There will always be
a place for these recordings. For many
of the vinyl generation this coupling
was their introduction to Martin. It
was issued on Decca associates, Candide
and Turnabout. The recordings are classics
because they feature the composer conducting
and in the case of the piano concerto
the dedicatee as soloist. While the
Violin Concerto was premiered in Basle
in 1952 by Hans-Heinz Schneeberger with
Sacher conducting, it was Schneiderhan
who took the concerto to his heart and
performed it repeatedly. Perhaps the
orchestra was not in the first league
but the results remain impressive.
This classic coupling
seemed generously timed back in the
LP 1970s; now it's parsimonious looked
at purely in grocer-like bucks per minute
mode. The fact is though that if you
have any serious interest in Martin's
severe almost puritan approach to the
world of emotion you must have this.
The composer may have been 81 at the
sessions but he knew these works as
Creator (a word his Christian convictions
might have shrank from) and they were,
at the time, respectively two decades
and half a decade old.
The Violin Concerto
No. 2 is amongst Martin's least severe
and sober works - especially in the
lengthy first of three movements. The
subdued Martin genome rises in strength
though in the middle movement which
contrasts with the Ravel-like barely
contained spectral excitement of its
predecessor. Written five years after
the end of the War its elegiac mood
may find its roots in that conflict.
Schneiderhan's forthright way with the
solo line in the finale recalls Rawsthorne's

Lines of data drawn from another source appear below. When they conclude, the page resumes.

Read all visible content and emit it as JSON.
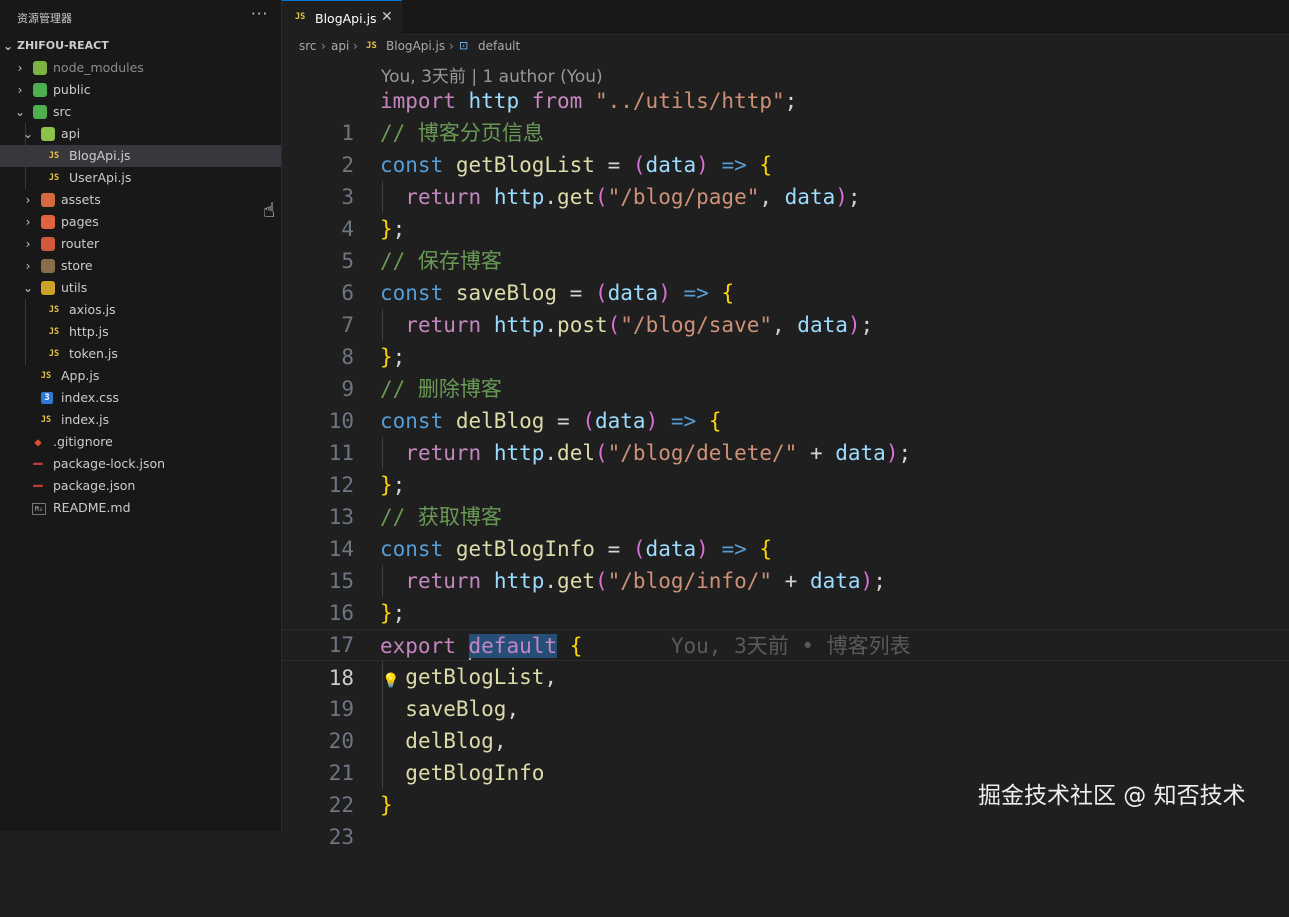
{
  "explorer": {
    "title": "资源管理器",
    "more": "···",
    "root": "ZHIFOU-REACT",
    "items": [
      {
        "label": "node_modules",
        "icon": "node-folder-icon"
      },
      {
        "label": "public",
        "icon": "public-folder-icon"
      },
      {
        "label": "src",
        "icon": "src-folder-icon"
      },
      {
        "label": "api",
        "icon": "api-folder-icon"
      },
      {
        "label": "BlogApi.js",
        "icon": "js-file-icon",
        "icon_text": "JS"
      },
      {
        "label": "UserApi.js",
        "icon": "js-file-icon",
        "icon_text": "JS"
      },
      {
        "label": "assets",
        "icon": "assets-folder-icon"
      },
      {
        "label": "pages",
        "icon": "pages-folder-icon"
      },
      {
        "label": "router",
        "icon": "router-folder-icon"
      },
      {
        "label": "store",
        "icon": "store-folder-icon"
      },
      {
        "label": "utils",
        "icon": "utils-folder-icon"
      },
      {
        "label": "axios.js",
        "icon": "js-file-icon",
        "icon_text": "JS"
      },
      {
        "label": "http.js",
        "icon": "js-file-icon",
        "icon_text": "JS"
      },
      {
        "label": "token.js",
        "icon": "js-file-icon",
        "icon_text": "JS"
      },
      {
        "label": "App.js",
        "icon": "js-file-icon",
        "icon_text": "JS"
      },
      {
        "label": "index.css",
        "icon": "css-file-icon",
        "icon_text": "3"
      },
      {
        "label": "index.js",
        "icon": "js-file-icon",
        "icon_text": "JS"
      },
      {
        "label": ".gitignore",
        "icon": "git-file-icon"
      },
      {
        "label": "package-lock.json",
        "icon": "json-file-icon"
      },
      {
        "label": "package.json",
        "icon": "json-file-icon"
      },
      {
        "label": "README.md",
        "icon": "markdown-file-icon",
        "icon_text": "M↓"
      }
    ],
    "selected": "BlogApi.js"
  },
  "tab": {
    "icon_text": "JS",
    "label": "BlogApi.js",
    "close": "✕"
  },
  "breadcrumb": {
    "parts": [
      "src",
      "api",
      "BlogApi.js",
      "default"
    ],
    "separator": "›",
    "js_icon_text": "JS",
    "symbol_icon": "symbol-variable-icon"
  },
  "blame_header": "You, 3天前 | 1 author (You)",
  "editor": {
    "active_line": 18,
    "inline_blame": "You, 3天前 • 博客列表",
    "line_numbers": [
      "1",
      "2",
      "3",
      "4",
      "5",
      "6",
      "7",
      "8",
      "9",
      "10",
      "11",
      "12",
      "13",
      "14",
      "15",
      "16",
      "17",
      "18",
      "19",
      "20",
      "21",
      "22",
      "23"
    ]
  },
  "code_tokens": {
    "l1": [
      "import",
      " ",
      "http",
      " ",
      "from",
      " ",
      "\"../utils/http\"",
      ";"
    ],
    "l2": [
      "// 博客分页信息"
    ],
    "l3": [
      "const",
      " ",
      "getBlogList",
      " = ",
      "(",
      "data",
      ")",
      " ",
      "=>",
      " ",
      "{"
    ],
    "l4": [
      "  ",
      "return",
      " ",
      "http",
      ".",
      "get",
      "(",
      "\"/blog/page\"",
      ", ",
      "data",
      ")",
      ";"
    ],
    "l5": [
      "}",
      ";"
    ],
    "l6": [
      "// 保存博客"
    ],
    "l7": [
      "const",
      " ",
      "saveBlog",
      " = ",
      "(",
      "data",
      ")",
      " ",
      "=>",
      " ",
      "{"
    ],
    "l8": [
      "  ",
      "return",
      " ",
      "http",
      ".",
      "post",
      "(",
      "\"/blog/save\"",
      ", ",
      "data",
      ")",
      ";"
    ],
    "l9": [
      "}",
      ";"
    ],
    "l10": [
      "// 删除博客"
    ],
    "l11": [
      "const",
      " ",
      "delBlog",
      " = ",
      "(",
      "data",
      ")",
      " ",
      "=>",
      " ",
      "{"
    ],
    "l12": [
      "  ",
      "return",
      " ",
      "http",
      ".",
      "del",
      "(",
      "\"/blog/delete/\"",
      " + ",
      "data",
      ")",
      ";"
    ],
    "l13": [
      "}",
      ";"
    ],
    "l14": [
      "// 获取博客"
    ],
    "l15": [
      "const",
      " ",
      "getBlogInfo",
      " = ",
      "(",
      "data",
      ")",
      " ",
      "=>",
      " ",
      "{"
    ],
    "l16": [
      "  ",
      "return",
      " ",
      "http",
      ".",
      "get",
      "(",
      "\"/blog/info/\"",
      " + ",
      "data",
      ")",
      ";"
    ],
    "l17": [
      "}",
      ";"
    ],
    "l18": [
      "export",
      " ",
      "default",
      " ",
      "{"
    ],
    "l19": [
      "  ",
      "getBlogList",
      ","
    ],
    "l20": [
      "  ",
      "saveBlog",
      ","
    ],
    "l21": [
      "  ",
      "delBlog",
      ","
    ],
    "l22": [
      "  ",
      "getBlogInfo"
    ],
    "l23": [
      "}"
    ]
  },
  "watermark": "掘金技术社区 @ 知否技术",
  "colors": {
    "keyword": "#569cd6",
    "control_keyword": "#c586c0",
    "identifier": "#9cdcfe",
    "function": "#dcdcaa",
    "string": "#ce9178",
    "comment": "#6a9955",
    "bracket": "#ffd700",
    "bracket_nested": "#da70d6",
    "accent": "#0078d4",
    "js_icon": "#e8c547"
  }
}
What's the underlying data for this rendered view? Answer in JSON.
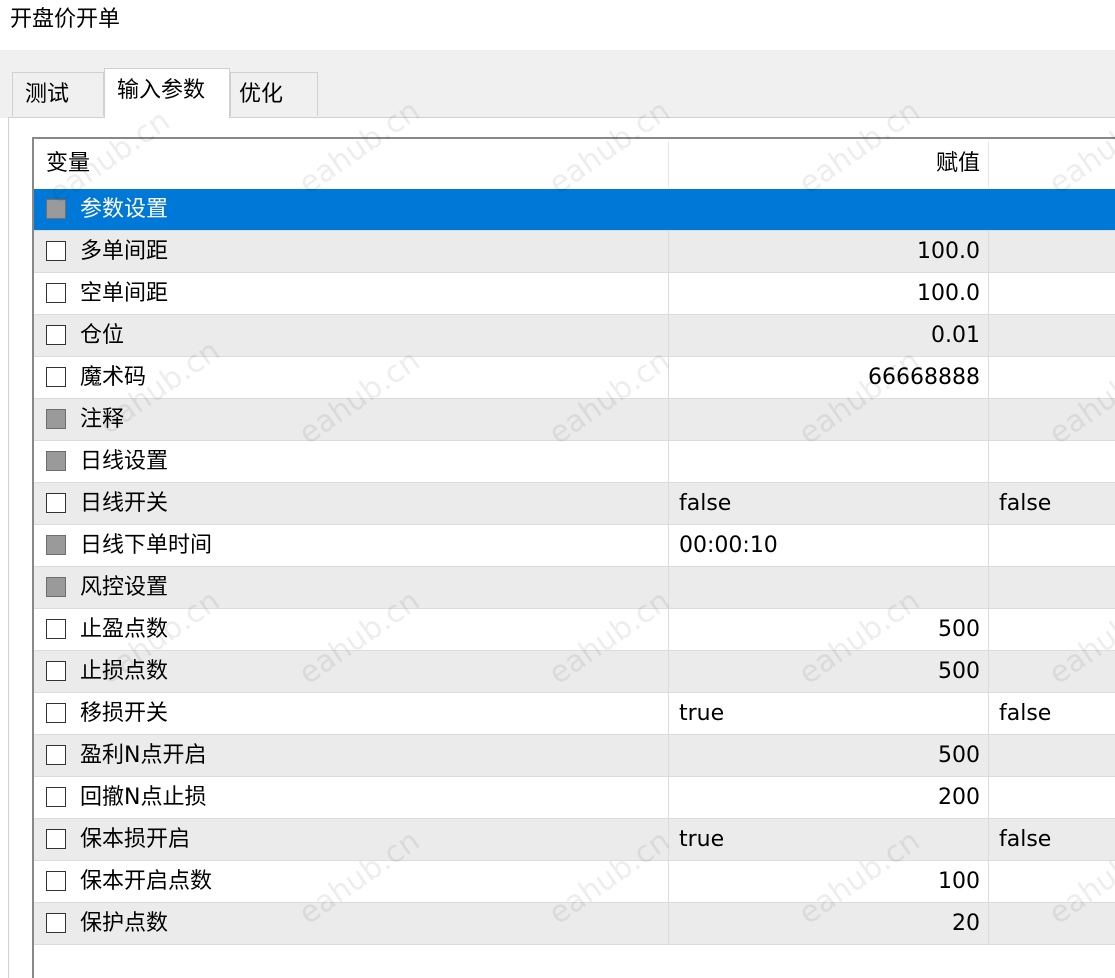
{
  "window": {
    "title": "开盘价开单"
  },
  "tabs": [
    {
      "label": "测试",
      "active": false
    },
    {
      "label": "输入参数",
      "active": true
    },
    {
      "label": "优化",
      "active": false
    }
  ],
  "table": {
    "headers": {
      "variable": "变量",
      "value": "赋值",
      "extra": ""
    },
    "rows": [
      {
        "name": "参数设置",
        "value": "",
        "extra": "",
        "checkbox": "group",
        "selected": true
      },
      {
        "name": "多单间距",
        "value": "100.0",
        "extra": "",
        "checkbox": "unchecked"
      },
      {
        "name": "空单间距",
        "value": "100.0",
        "extra": "",
        "checkbox": "unchecked"
      },
      {
        "name": "仓位",
        "value": "0.01",
        "extra": "",
        "checkbox": "unchecked"
      },
      {
        "name": "魔术码",
        "value": "66668888",
        "extra": "",
        "checkbox": "unchecked"
      },
      {
        "name": "注释",
        "value": "",
        "extra": "",
        "checkbox": "group"
      },
      {
        "name": "日线设置",
        "value": "",
        "extra": "",
        "checkbox": "group"
      },
      {
        "name": "日线开关",
        "value": "false",
        "extra": "false",
        "checkbox": "unchecked"
      },
      {
        "name": "日线下单时间",
        "value": "00:00:10",
        "extra": "",
        "checkbox": "group"
      },
      {
        "name": "风控设置",
        "value": "",
        "extra": "",
        "checkbox": "group"
      },
      {
        "name": "止盈点数",
        "value": "500",
        "extra": "",
        "checkbox": "unchecked"
      },
      {
        "name": "止损点数",
        "value": "500",
        "extra": "",
        "checkbox": "unchecked"
      },
      {
        "name": "移损开关",
        "value": "true",
        "extra": "false",
        "checkbox": "unchecked"
      },
      {
        "name": "盈利N点开启",
        "value": "500",
        "extra": "",
        "checkbox": "unchecked"
      },
      {
        "name": "回撤N点止损",
        "value": "200",
        "extra": "",
        "checkbox": "unchecked"
      },
      {
        "name": "保本损开启",
        "value": "true",
        "extra": "false",
        "checkbox": "unchecked"
      },
      {
        "name": "保本开启点数",
        "value": "100",
        "extra": "",
        "checkbox": "unchecked"
      },
      {
        "name": "保护点数",
        "value": "20",
        "extra": "",
        "checkbox": "unchecked"
      }
    ]
  },
  "watermark": {
    "text": "eahub.cn"
  },
  "colors": {
    "selection": "#0078d7",
    "alt_row": "#ebebeb",
    "checkbox_group": "#9a9a9a"
  }
}
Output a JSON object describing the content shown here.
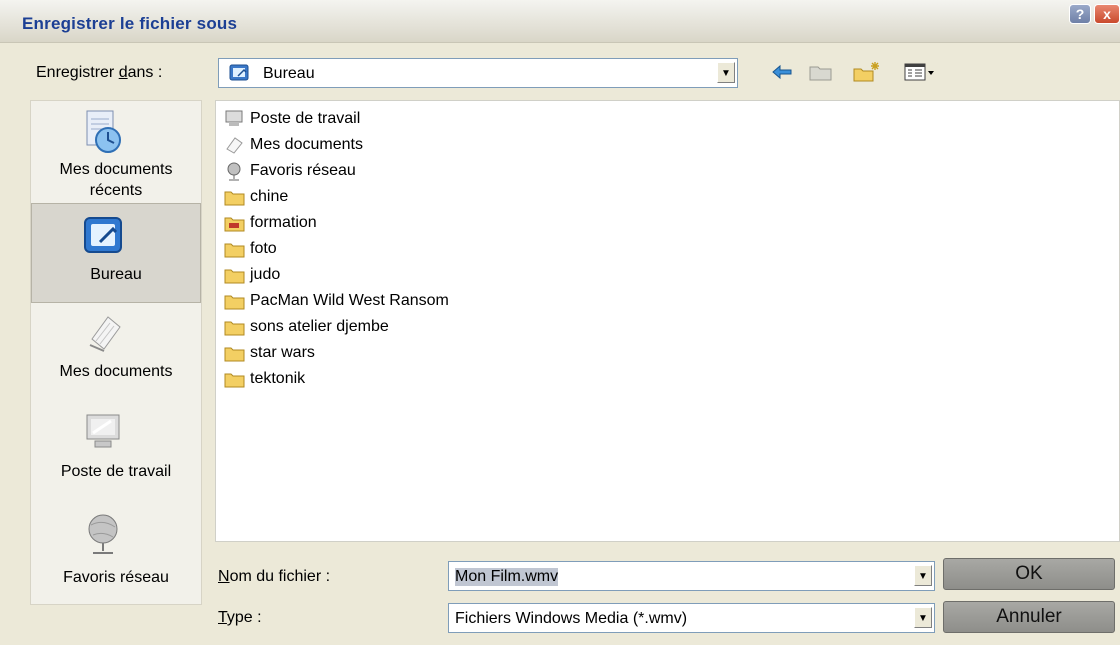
{
  "window": {
    "title": "Enregistrer le fichier sous"
  },
  "titlebar": {
    "help_label": "?",
    "close_label": "x"
  },
  "save_in": {
    "label_before": "Enregistrer ",
    "label_underlined": "d",
    "label_after": "ans :",
    "value": "Bureau"
  },
  "places": [
    {
      "label_line1": "Mes documents",
      "label_line2": "récents",
      "icon": "recent-docs-icon"
    },
    {
      "label_line1": "Bureau",
      "label_line2": "",
      "icon": "desktop-icon"
    },
    {
      "label_line1": "Mes documents",
      "label_line2": "",
      "icon": "my-documents-icon"
    },
    {
      "label_line1": "Poste de travail",
      "label_line2": "",
      "icon": "my-computer-icon"
    },
    {
      "label_line1": "Favoris réseau",
      "label_line2": "",
      "icon": "network-places-icon"
    }
  ],
  "files": [
    {
      "name": "Poste de travail",
      "icon": "my-computer-icon"
    },
    {
      "name": "Mes documents",
      "icon": "my-documents-icon"
    },
    {
      "name": "Favoris réseau",
      "icon": "network-places-icon"
    },
    {
      "name": "chine",
      "icon": "folder-icon"
    },
    {
      "name": "formation",
      "icon": "folder-open-icon"
    },
    {
      "name": "foto",
      "icon": "folder-icon"
    },
    {
      "name": "judo",
      "icon": "folder-icon"
    },
    {
      "name": "PacMan Wild West Ransom",
      "icon": "folder-icon"
    },
    {
      "name": "sons atelier djembe",
      "icon": "folder-icon"
    },
    {
      "name": "star wars",
      "icon": "folder-icon"
    },
    {
      "name": "tektonik",
      "icon": "folder-icon"
    }
  ],
  "filename": {
    "label_underlined": "N",
    "label_rest": "om du fichier :",
    "value": "Mon Film.wmv"
  },
  "filetype": {
    "label_underlined": "T",
    "label_rest": "ype :",
    "value": "Fichiers Windows Media (*.wmv)"
  },
  "buttons": {
    "ok": "OK",
    "cancel": "Annuler"
  },
  "colors": {
    "title_text": "#1c3f94",
    "list_bg": "#ffffff",
    "dialog_bg": "#ece9d8",
    "folder": "#f0c040"
  }
}
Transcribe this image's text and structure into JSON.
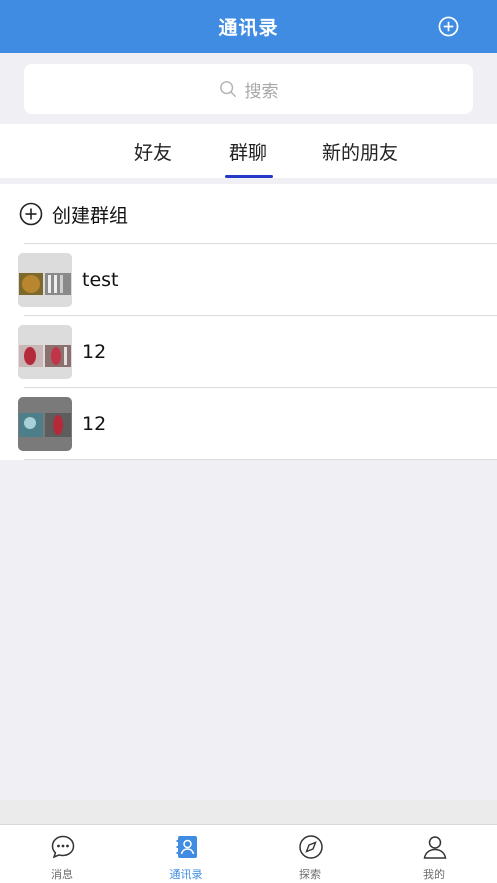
{
  "header": {
    "title": "通讯录",
    "add_icon": "plus-circle-icon"
  },
  "search": {
    "placeholder": "搜索",
    "icon": "search-icon"
  },
  "tabs": [
    {
      "label": "好友",
      "active": false
    },
    {
      "label": "群聊",
      "active": true
    },
    {
      "label": "新的朋友",
      "active": false
    }
  ],
  "create_group": {
    "label": "创建群组",
    "icon": "plus-circle-icon"
  },
  "groups": [
    {
      "name": "test",
      "avatar": "group-avatar"
    },
    {
      "name": "12",
      "avatar": "group-avatar"
    },
    {
      "name": "12",
      "avatar": "group-avatar"
    }
  ],
  "tabbar": [
    {
      "label": "消息",
      "icon": "chat-bubble-icon",
      "active": false
    },
    {
      "label": "通讯录",
      "icon": "contacts-book-icon",
      "active": true
    },
    {
      "label": "探索",
      "icon": "compass-icon",
      "active": false
    },
    {
      "label": "我的",
      "icon": "person-icon",
      "active": false
    }
  ],
  "colors": {
    "primary": "#3f8ce2",
    "tab_indicator": "#2638c8",
    "background": "#efeff4"
  }
}
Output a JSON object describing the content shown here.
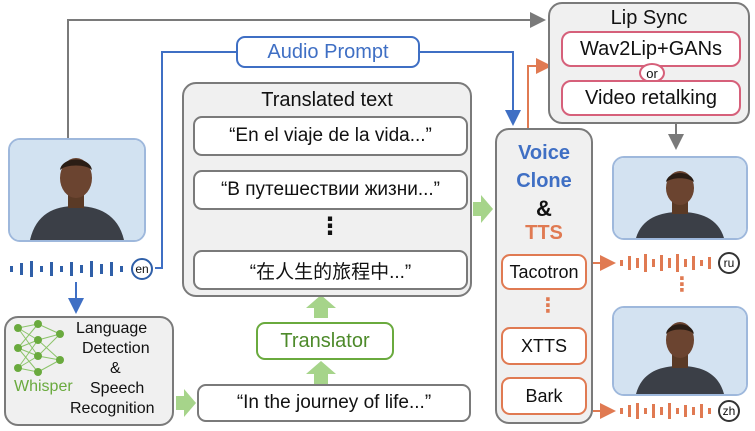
{
  "lip_sync": {
    "title": "Lip Sync",
    "option_a": "Wav2Lip+GANs",
    "or": "or",
    "option_b": "Video retalking"
  },
  "audio_prompt": "Audio Prompt",
  "translated": {
    "title": "Translated text",
    "items": [
      "“En el viaje de la vida...”",
      "“В путешествии жизни...”",
      "⋮",
      "“在人生的旅程中...”"
    ]
  },
  "voice": {
    "line1": "Voice",
    "line2": "Clone",
    "amp": "&",
    "line3": "TTS",
    "models": [
      "Tacotron",
      "XTTS",
      "Bark"
    ],
    "dots": "⋮"
  },
  "translator": "Translator",
  "source_text": "“In the journey of life...”",
  "asr": {
    "line1": "Language",
    "line2": "Detection",
    "line3": "&",
    "line4": "Speech",
    "line5": "Recognition",
    "whisper": "Whisper"
  },
  "languages": {
    "source": "en",
    "out_top": "ru",
    "out_bottom": "zh"
  },
  "outputs_dots": "⋮",
  "colors": {
    "blue": "#3f6fc4",
    "green": "#6aaa3e",
    "orange": "#e07a52",
    "pink": "#d6607a",
    "gray": "#7a7a7a"
  }
}
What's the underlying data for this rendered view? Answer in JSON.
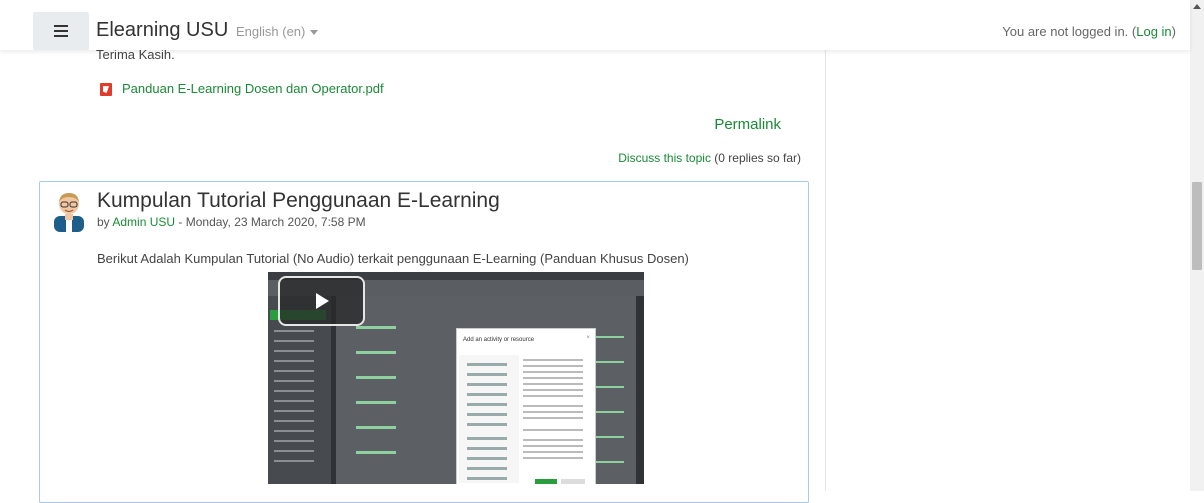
{
  "navbar": {
    "menu_icon": "hamburger-menu-icon",
    "brand": "Elearning USU",
    "language": "English (en)",
    "login_text": "You are not logged in. (",
    "login_link": "Log in",
    "login_close": ")"
  },
  "previous_post": {
    "closing_text": "Terima Kasih.",
    "attachment_icon": "pdf-icon",
    "attachment": "Panduan E-Learning Dosen dan Operator.pdf",
    "permalink": "Permalink",
    "discuss_link": "Discuss this topic",
    "replies": "(0 replies so far)"
  },
  "post": {
    "title": "Kumpulan Tutorial Penggunaan E-Learning",
    "by_prefix": "by",
    "author": "Admin USU",
    "date": "- Monday, 23 March 2020, 7:58 PM",
    "body": "Berikut Adalah Kumpulan Tutorial (No Audio) terkait penggunaan E-Learning (Panduan Khusus Dosen)",
    "video": {
      "play_icon": "play-icon",
      "modal_title": "Add an activity or resource"
    }
  },
  "colors": {
    "link": "#1a8a36",
    "post_border": "#a9c9ec"
  }
}
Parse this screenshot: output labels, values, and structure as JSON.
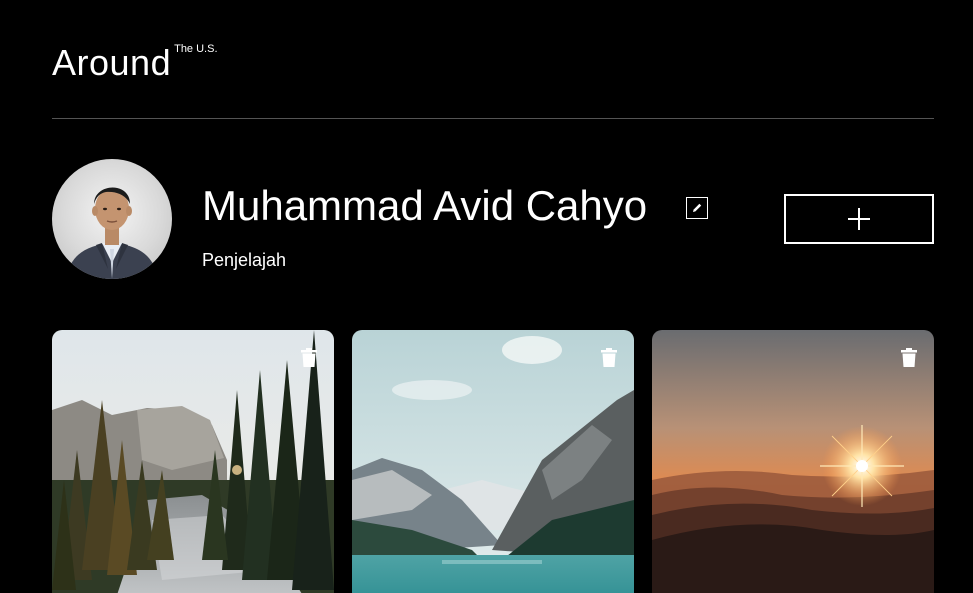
{
  "header": {
    "logo": "Around",
    "logo_sup": "The U.S."
  },
  "profile": {
    "name": "Muhammad Avid Cahyo",
    "role": "Penjelajah",
    "avatar_icon": "person-avatar",
    "edit_icon": "pencil-icon",
    "add_icon": "plus-icon"
  },
  "cards": [
    {
      "scene": "forest-river",
      "action_icon": "trash-icon"
    },
    {
      "scene": "mountain-lake",
      "action_icon": "trash-icon"
    },
    {
      "scene": "sunset-hills",
      "action_icon": "trash-icon"
    }
  ],
  "colors": {
    "background": "#000000",
    "text": "#ffffff",
    "divider": "#545454"
  }
}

contemporaneous First Concerto. The
piece ends in a roaringly unequivocal
blaze of triumph.
The work has been recorded
quite a few times such are its attractions.
Paul Kling's version on Louisville First
Edition is excellent. Dene Olding's
on ABC Classics is occluded by
the dry acoustic of Monash Hall. Decca's
recording of Schneiderhan and Ansermet
is very good.
The dedication is to
Paul Sacher. It was commissioned by
the Pro Helvetia Foundation.
The Second Piano Concerto
is from the mid 1960s when Martin's
own undogmatic brand of 12 tone writing
had a firm grip. It is brilliant, sometimes
dissonant, masterfully orchestrated
- note the superb saxophone solo in
the first movement which is then appropriated
by solo trumpet and clarinet.
These are authoritative
performances carrying the imprimatur
of the composer. The performances are
alive with brilliance and fantasy defying
any suspicion about an elderly infirm
composer. I suspect that much preparation
went into these sessions such is the
polish and, strangely enough, the spontaneity
of the performances.
The Piano Concerto
is the tougher of the two nuts to crack
but neither work is forbidding and the
Violin Concerto is richly sewn, full
of glancing and ricocheting blows of
The Luxembourg orchestra
is not a luxury instrument although
the real evidence of this can be heard
only in the less than voluptuous tone
of the massed violins; not that Martin
uses them that frequently.
The otherwise extremely
good notes by R D Darrell have been
superseded in their claims about the
neglect of the First Piano Concerto.
It has been recorded twice - once by
Benda on ASV and once by Antonioli on
Not in the first flush
but certainly fascinating and authoritative
recordings for the Martin enthusiast.
You do not know these concertos thoroughly
until you have heard this disc.